Edited by Marcia Bristow MS RDN CSSD CD
Five years ago, we published this blog with tips to help you integrate mindful eating into your lifestyle. Since then, mindful eating has become more and more prominent in the wider discussion of nutrition and healthy lifestyles. This past February, mindful eating even made an appearance in Canada’s updated food guide, reminding people to take time to enjoy their meals, pay attention to their hunger and fullness around eating, and make an effort to avoid distractions during mealtimes.1
Mindfulness is the process of bringing focused, non-evaluative attention and awareness to the present moment.2 You may already practice mindfulness if you do yoga, meditate, incorporate affirmations or mantras throughout your day, utilize mindful coloring materials, or take time out of your day to avoid being distracted by your phone, email, or television. Mindfulness becomes mindful eating when it is applied to any eating event. Mindful eating doesn’t dictate any food rules, or say that you should eat one item instead of something else. With mindful eating, it’s about the entire experience, not about the particular food you are eating.3 There are four domains of mindful eating: focused eating, eating in response to hunger and satiety cues, eating with awareness, and eating without distraction.3,4
It’s fairly well known that mindfulness in general is associated with improved mental health. Mindfulness is thought to improve wellbeing by helping people become more aware of their positive emotional experiences. People who practice mindfulness tend to have more positive emotions overall, are more able to regulate their unpleasant emotions, and are less significantly impacted by negative experiences.5
In the context of food choices, mindfulness has been shown to help people become more aware of and responsive to their hunger and satiety cues.5 This means mindful eaters are less likely to allow themselves to get to a point of being ravenously hungry, and more likely to stop eating when they’re comfortably full. Mindful eaters report feeling more satisfaction from the foods they eat, and less desire to continue eating after consuming an enjoyable food.2,3,5 A deeper awareness of hunger and satiety cues means that mindful eaters tend to be more able to separate emotions from physical hunger and fullness, making them less likely to turn to food to cope with strong emotions.3 All of this explains why mindful eaters tend to consume fewer calories and have lower weights overall than people who tend to eat in distracted, emotional states.
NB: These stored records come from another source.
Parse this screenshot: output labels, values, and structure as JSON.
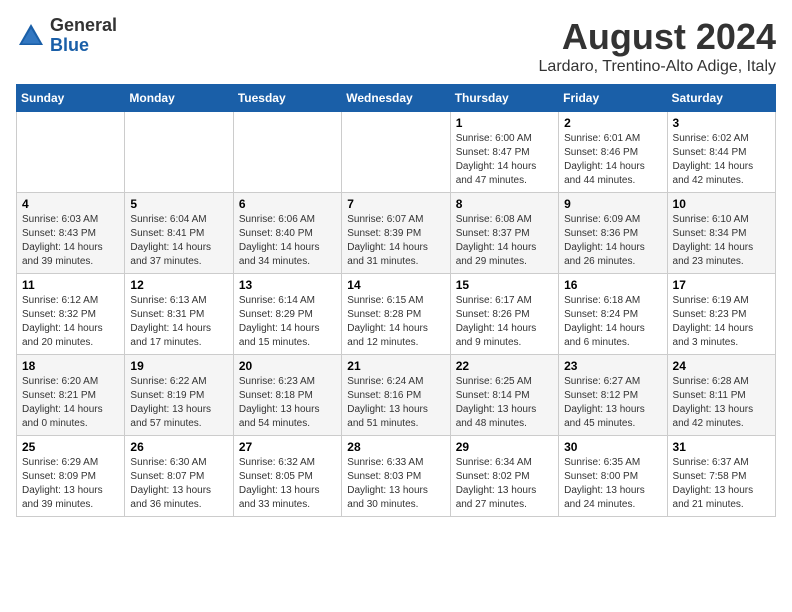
{
  "header": {
    "logo_general": "General",
    "logo_blue": "Blue",
    "month": "August 2024",
    "location": "Lardaro, Trentino-Alto Adige, Italy"
  },
  "weekdays": [
    "Sunday",
    "Monday",
    "Tuesday",
    "Wednesday",
    "Thursday",
    "Friday",
    "Saturday"
  ],
  "weeks": [
    [
      {
        "day": "",
        "content": ""
      },
      {
        "day": "",
        "content": ""
      },
      {
        "day": "",
        "content": ""
      },
      {
        "day": "",
        "content": ""
      },
      {
        "day": "1",
        "content": "Sunrise: 6:00 AM\nSunset: 8:47 PM\nDaylight: 14 hours\nand 47 minutes."
      },
      {
        "day": "2",
        "content": "Sunrise: 6:01 AM\nSunset: 8:46 PM\nDaylight: 14 hours\nand 44 minutes."
      },
      {
        "day": "3",
        "content": "Sunrise: 6:02 AM\nSunset: 8:44 PM\nDaylight: 14 hours\nand 42 minutes."
      }
    ],
    [
      {
        "day": "4",
        "content": "Sunrise: 6:03 AM\nSunset: 8:43 PM\nDaylight: 14 hours\nand 39 minutes."
      },
      {
        "day": "5",
        "content": "Sunrise: 6:04 AM\nSunset: 8:41 PM\nDaylight: 14 hours\nand 37 minutes."
      },
      {
        "day": "6",
        "content": "Sunrise: 6:06 AM\nSunset: 8:40 PM\nDaylight: 14 hours\nand 34 minutes."
      },
      {
        "day": "7",
        "content": "Sunrise: 6:07 AM\nSunset: 8:39 PM\nDaylight: 14 hours\nand 31 minutes."
      },
      {
        "day": "8",
        "content": "Sunrise: 6:08 AM\nSunset: 8:37 PM\nDaylight: 14 hours\nand 29 minutes."
      },
      {
        "day": "9",
        "content": "Sunrise: 6:09 AM\nSunset: 8:36 PM\nDaylight: 14 hours\nand 26 minutes."
      },
      {
        "day": "10",
        "content": "Sunrise: 6:10 AM\nSunset: 8:34 PM\nDaylight: 14 hours\nand 23 minutes."
      }
    ],
    [
      {
        "day": "11",
        "content": "Sunrise: 6:12 AM\nSunset: 8:32 PM\nDaylight: 14 hours\nand 20 minutes."
      },
      {
        "day": "12",
        "content": "Sunrise: 6:13 AM\nSunset: 8:31 PM\nDaylight: 14 hours\nand 17 minutes."
      },
      {
        "day": "13",
        "content": "Sunrise: 6:14 AM\nSunset: 8:29 PM\nDaylight: 14 hours\nand 15 minutes."
      },
      {
        "day": "14",
        "content": "Sunrise: 6:15 AM\nSunset: 8:28 PM\nDaylight: 14 hours\nand 12 minutes."
      },
      {
        "day": "15",
        "content": "Sunrise: 6:17 AM\nSunset: 8:26 PM\nDaylight: 14 hours\nand 9 minutes."
      },
      {
        "day": "16",
        "content": "Sunrise: 6:18 AM\nSunset: 8:24 PM\nDaylight: 14 hours\nand 6 minutes."
      },
      {
        "day": "17",
        "content": "Sunrise: 6:19 AM\nSunset: 8:23 PM\nDaylight: 14 hours\nand 3 minutes."
      }
    ],
    [
      {
        "day": "18",
        "content": "Sunrise: 6:20 AM\nSunset: 8:21 PM\nDaylight: 14 hours\nand 0 minutes."
      },
      {
        "day": "19",
        "content": "Sunrise: 6:22 AM\nSunset: 8:19 PM\nDaylight: 13 hours\nand 57 minutes."
      },
      {
        "day": "20",
        "content": "Sunrise: 6:23 AM\nSunset: 8:18 PM\nDaylight: 13 hours\nand 54 minutes."
      },
      {
        "day": "21",
        "content": "Sunrise: 6:24 AM\nSunset: 8:16 PM\nDaylight: 13 hours\nand 51 minutes."
      },
      {
        "day": "22",
        "content": "Sunrise: 6:25 AM\nSunset: 8:14 PM\nDaylight: 13 hours\nand 48 minutes."
      },
      {
        "day": "23",
        "content": "Sunrise: 6:27 AM\nSunset: 8:12 PM\nDaylight: 13 hours\nand 45 minutes."
      },
      {
        "day": "24",
        "content": "Sunrise: 6:28 AM\nSunset: 8:11 PM\nDaylight: 13 hours\nand 42 minutes."
      }
    ],
    [
      {
        "day": "25",
        "content": "Sunrise: 6:29 AM\nSunset: 8:09 PM\nDaylight: 13 hours\nand 39 minutes."
      },
      {
        "day": "26",
        "content": "Sunrise: 6:30 AM\nSunset: 8:07 PM\nDaylight: 13 hours\nand 36 minutes."
      },
      {
        "day": "27",
        "content": "Sunrise: 6:32 AM\nSunset: 8:05 PM\nDaylight: 13 hours\nand 33 minutes."
      },
      {
        "day": "28",
        "content": "Sunrise: 6:33 AM\nSunset: 8:03 PM\nDaylight: 13 hours\nand 30 minutes."
      },
      {
        "day": "29",
        "content": "Sunrise: 6:34 AM\nSunset: 8:02 PM\nDaylight: 13 hours\nand 27 minutes."
      },
      {
        "day": "30",
        "content": "Sunrise: 6:35 AM\nSunset: 8:00 PM\nDaylight: 13 hours\nand 24 minutes."
      },
      {
        "day": "31",
        "content": "Sunrise: 6:37 AM\nSunset: 7:58 PM\nDaylight: 13 hours\nand 21 minutes."
      }
    ]
  ]
}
Interestingly, people don’t have to specifically practice mindful eating for mindfulness to benefit their food choices. In one study, simply practicing mindfulness earlier in the day led participants to report less “uncontrolled eating” and lower calorie intake when provided with snacks.2 Another study found that people who tend to be mindful eaters are more likely to choose nutrient-dense foods over processed foods and have more positive attitudes towards fruit.2
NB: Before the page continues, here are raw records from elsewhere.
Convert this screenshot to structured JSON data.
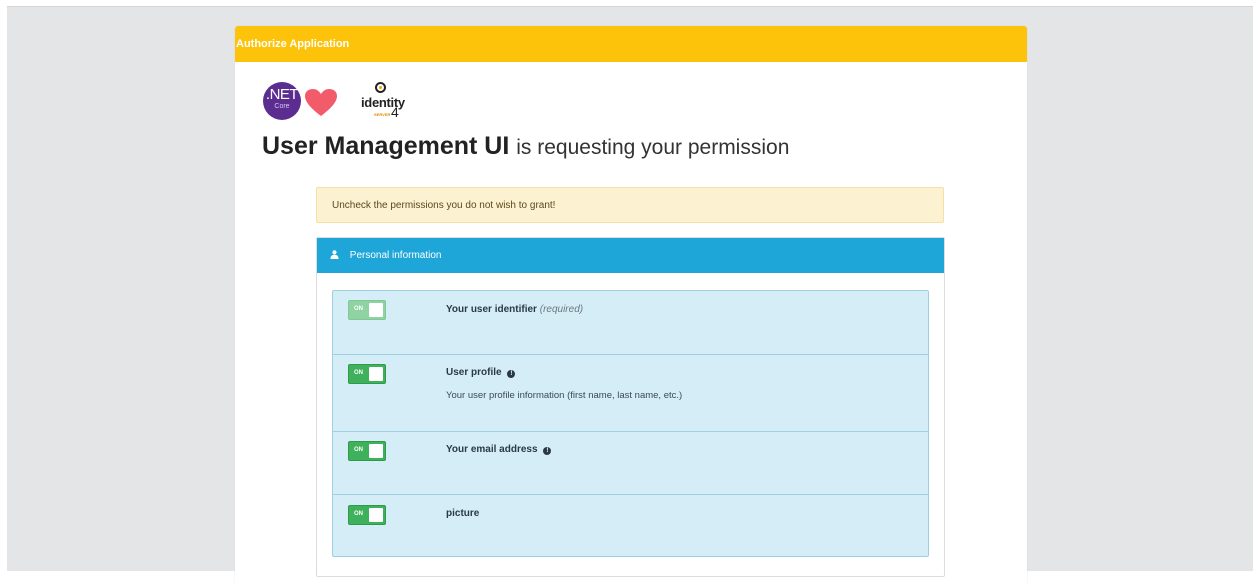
{
  "header": {
    "title": "Authorize Application"
  },
  "logos": {
    "net_text": ".NET",
    "net_sub": "Core",
    "identity_text": "identity",
    "identity_sub": "SERVER",
    "identity_four": "4",
    "brand_purple": "#5c2d91",
    "heart_color": "#f25c6a"
  },
  "consent": {
    "client_name": "User Management UI",
    "requesting_text": "is requesting your permission"
  },
  "warning": {
    "text": "Uncheck the permissions you do not wish to grant!"
  },
  "personal_panel": {
    "title": "Personal information",
    "icon": "user-icon",
    "items": [
      {
        "title": "Your user identifier",
        "required_text": "(required)",
        "description": "",
        "toggle_text": "ON",
        "checked": true,
        "disabled": true
      },
      {
        "title": "User profile",
        "required_text": "",
        "description": "Your user profile information (first name, last name, etc.)",
        "toggle_text": "ON",
        "checked": true,
        "disabled": false
      },
      {
        "title": "Your email address",
        "required_text": "",
        "description": "",
        "toggle_text": "ON",
        "checked": true,
        "disabled": false
      },
      {
        "title": "picture",
        "required_text": "",
        "description": "",
        "toggle_text": "ON",
        "checked": true,
        "disabled": false
      }
    ]
  },
  "colors": {
    "header_bg": "#fcc30a",
    "panel_heading_bg": "#1fa6d8",
    "toggle_on": "#3fb05b",
    "list_bg": "#d4edf6",
    "warning_bg": "#fcf1d0"
  }
}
Overall, mindful eating allows you to choose foods you enjoy without making any foods off-limits, while giving you the opportunity to savor those foods. Practicing mindful eating will allow you to get the most satisfaction from your meals and snacks, and may lead you to choose more nutrient-dense foods overall. If you’d like to incorporate mindful eating into your life, start out by eating without distractions as often as possible. If you’d like a more structured approach, try following along with this video the next time you plan to eat a meal or snack. After that, you can integrate mindful eating into each of your eating experiences.
1. Canada’s updated food guide promotes mindful eating - ScienceDirect. https://www-sciencedirect-com.ezproxy.uvm.edu/science/article/pii/S0140673619302028. Accessed June 3, 2019.
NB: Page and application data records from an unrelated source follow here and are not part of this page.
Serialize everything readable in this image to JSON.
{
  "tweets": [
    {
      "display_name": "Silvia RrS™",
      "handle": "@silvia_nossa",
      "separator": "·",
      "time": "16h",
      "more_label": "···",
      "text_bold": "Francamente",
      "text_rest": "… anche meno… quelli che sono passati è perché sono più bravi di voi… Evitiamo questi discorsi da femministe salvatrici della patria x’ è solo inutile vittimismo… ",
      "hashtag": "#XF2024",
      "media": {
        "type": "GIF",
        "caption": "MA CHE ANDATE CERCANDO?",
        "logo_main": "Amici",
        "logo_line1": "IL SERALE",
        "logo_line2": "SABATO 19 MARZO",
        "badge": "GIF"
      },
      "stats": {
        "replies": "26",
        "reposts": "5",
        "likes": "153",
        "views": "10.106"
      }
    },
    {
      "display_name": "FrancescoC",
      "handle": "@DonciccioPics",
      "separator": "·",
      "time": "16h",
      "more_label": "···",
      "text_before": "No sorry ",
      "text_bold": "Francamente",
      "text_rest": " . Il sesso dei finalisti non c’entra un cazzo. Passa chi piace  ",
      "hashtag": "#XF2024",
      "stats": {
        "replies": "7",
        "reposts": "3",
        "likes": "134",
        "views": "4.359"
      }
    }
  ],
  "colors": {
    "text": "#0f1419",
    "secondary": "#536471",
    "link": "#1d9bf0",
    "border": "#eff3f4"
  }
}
2. Jordan CH, Wang W, Donatoni L, Meier B. Mindful eating: Trait and state mindfulness predict healthier eating behavior - ScienceDirect. https://www-sciencedirect-com.ezproxy.uvm.edu/science/article/pii/S0191886914002396. Accessed June 3, 2019.
3. Kahn Z, Zadeh ZF. Mindful Eating and its Relationship with Mental Well-being - ScienceDirect. https://www-sciencedirect-com.ezproxy.uvm.edu/science/article/pii/S187704281406460X. Accessed June 3, 2019.
4. Winkens LHH, van Strien T, Brouwer IA, Penninx BWJH, Visser M. Mindful eating and change in depressive symptoms: Mediation by psychological eating styles - ScienceDirect. https://www-sciencedirect-com.ezproxy.uvm.edu/science/article/pii/S0195666318306330. Accessed June 3, 2019.
5. Arch JJ, Brown KW, Goodman RJ, Della Porta MD, Kiken LG, Tillman S. Enjoying food without caloric cost: The impact of brief mindfulness on laboratory eating outcomes - ScienceDirect. https://www.sciencedirect.com/science/article/abs/pii/S0005796716300237. Accessed June 3, 2019.